Ellis Pingle becomes a recreation ground.
Electricity comes to Middle Handley.
Enemy bombs fall on the outskirts of West Handley.
Handley school closes.
Handley amalgamated into Unstone parish.
Closure of St John the Baptist Church.
The Handley’s website launched.
Occupations & Architecture
St John the Baptist
There had been a Methodist Chapel in West Handley for nearly forty years by the time the church in Middle Handley was built during the 1830s. It was the 6th Duke of Devonshire who was principally responsible for the new building.
How pleased members of the congregation would have been when they no longer had to walk all the way to Staveley for services every Sunday. Here now was their own church, in their own community, where they could mark the important events of life.
It took many years to convince the Duke to have the churchyard consecrated. The Revd. Bernard Moore was troubled by the delay and his concern was shared by John Holland. In 1845 Mr. Holland wrote a poetical memorandum to the Duke pleading for the consecration of the churchyard at Handley, prefaced with the anonymous lines:
It was twenty-one years later, however, before the churchyard was consecrated on 27th June 1866.
The church may have been consecrated for burials, but it was not licensed for marriages and it’s been said that only two marriages were performed by special license. One of them being the wedding of Helen Sims who grew up in Middle Handley.
Over the years garden parties and various other activities would be held combining them with fundraising for maintenance of the church but sadly the numbers attending church were declining and the last congregation to gather there was for Harvest Festival in 1996. The legal procedures officially to close the church followed…
The Three Handleys community did not have municipal buildings such as a town hall, police station or council offices but there were quite a few buildings that met the needs of the residents and some are now listed as Grade II buildings.
There were the two churches; the Methodist Chapel built around 1796 in West Handley and the Anglican chapel of ease St, John the Baptist built in Middle Handley in the 1830’s. Sadly, both are now closed.
There was a Post Office that changed hands many times, a school built around the same time as the church in the 1830s, a pub called the Devonshire Arms not too far from the school and my favourite Handley Hall, West Handley, the home of my Ridgeway ancestors from 1776.
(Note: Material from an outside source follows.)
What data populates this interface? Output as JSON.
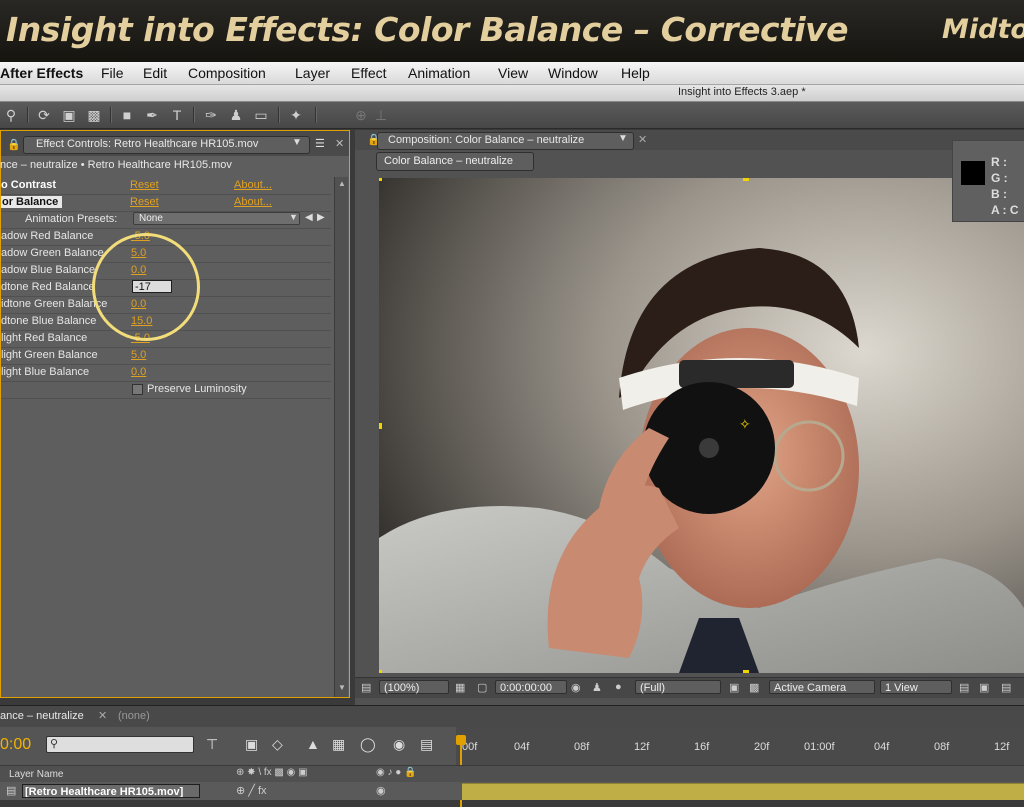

There were many farms, cottages and houses; a list of which will be included here shortly.
From the relative grandeur of Handley hall, attractive farmhouses, through to modest cottages. the townships comprise an attractive pastoral architecture.
Public buildings, the Chapel, Church and School, represent typical rural 19th century design.
With the changing industrial and social conditions of the late 20th century, we see how the mix of styles has been adapted to suit modern needs.